Bernanke's Legacy: A Record $1.3 Trillion In Excess Deposits Over Loans At The "Big 4" Banks

Tyler Durden's picture

The history books on Bernanke's legacy have not even been started, and while the euphoria over the Fed's balance sheet expansion to a ridiculous $4 trillion or about 25% of the US GDP has been well-telegraphed and manifests itself in a record high stock market and a matching record disparity between the haves and the have nots, there is never such a thing as a free lunch... or else the Fed should be crucified for not monetizing all debt since its inception over 100 years ago - just think of all the foregone "wealth effect." Sarcasm aside, one thing that can be quantified and that few are talking about is the unprecedented, and record, amount of "deposits" held at US commercial banks over loans.

Naturally, these are not deposits in the conventional sense, but merely the balance sheet liability manifestation of the Fed's excess reserves parked at banks. And as our readers know well by now (here and here) it is these "excess deposits" that the Banks have used to run up risk in various permutations, most notably as the JPM CIO demonstrated, by attempting to corner various markets and other still unknown pathways, using the Fed's excess liquidity as a source of initial and maintenance margin on synthetic positions.

So how does the record mismatch between deposits and loans look like? Well, for the Big 4 US banks, JPM, Wells, BofA and Citi it looks as follows.

What the above chart simply shows is the breakdown in the Excess Deposit over Loan series, which is shown in the chart below, which tracks the historical change in commercial bank loans and deposits. What is immediately obvious is that while loans and deposits moved hand in hand for most of history, starting with the collapse of Lehman loan creation has been virtually non-existent (total loans are now at levels seen at the time of Lehman's collapse) while deposits have risen to just about $10 trillion. It is here that the Fed's excess reserves have gone - the delta between the two is almost precisely the total amount of reserves injected by the Fed since the Lehman crisis.

As for the location of the remainder of the Fed-created excess reserves? Why it is held by none other than foreign banks operating in the US.

So what does all of this mean? In a nutshell, with the Fed now tapering QE and deposit formation slowing, banks will have no choice but to issue loans to offset the lack of outside money injection by the Fed. In other words, while bank "deposits" have already experienced the benefit of "future inflation", and have manifested it in the stock market, it is now the turn of the matching asset to catch up. Which also means that while "deposit" growth (i.e., parked reserves) in the future will slow to a trickle, banks will have no choice but to flood the country with $2.5 trillion in loans, or a third of the currently outstanding loans, just to catch up to the head start provided by the Fed!
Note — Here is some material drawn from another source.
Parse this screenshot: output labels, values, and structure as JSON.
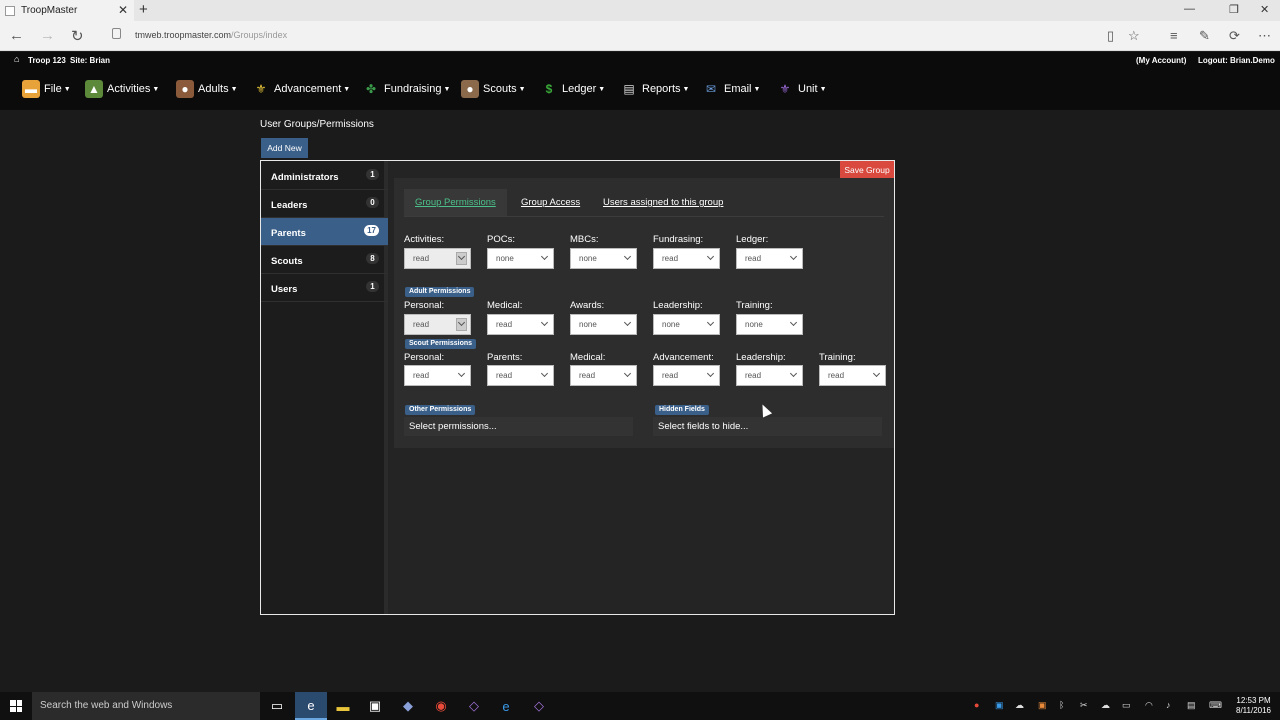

It is this loan creation that will jump start inside money and the flow through to the economy, resulting in the long-overdue growth. It is also this loan creation that means banks will no longer speculate as prop traders with the excess liquidity but go back to their roots as lenders. Most importantly, once banks launch this wholesale lending effort, it is then and only then that the true pernicious inflation from what the Fed has done in the past 5 years will finally rear its ugly head.

Finally, it is then that Bernanke's legendary statement that he can "contain inflation in 15 minutes" will truly be tested. Which perhaps explains why he can't wait to be as far away from the Marriner Eccles building as possible when the long-overdue reaction to his actions finally hits. Which is smart: now it is all Yellen responsibility.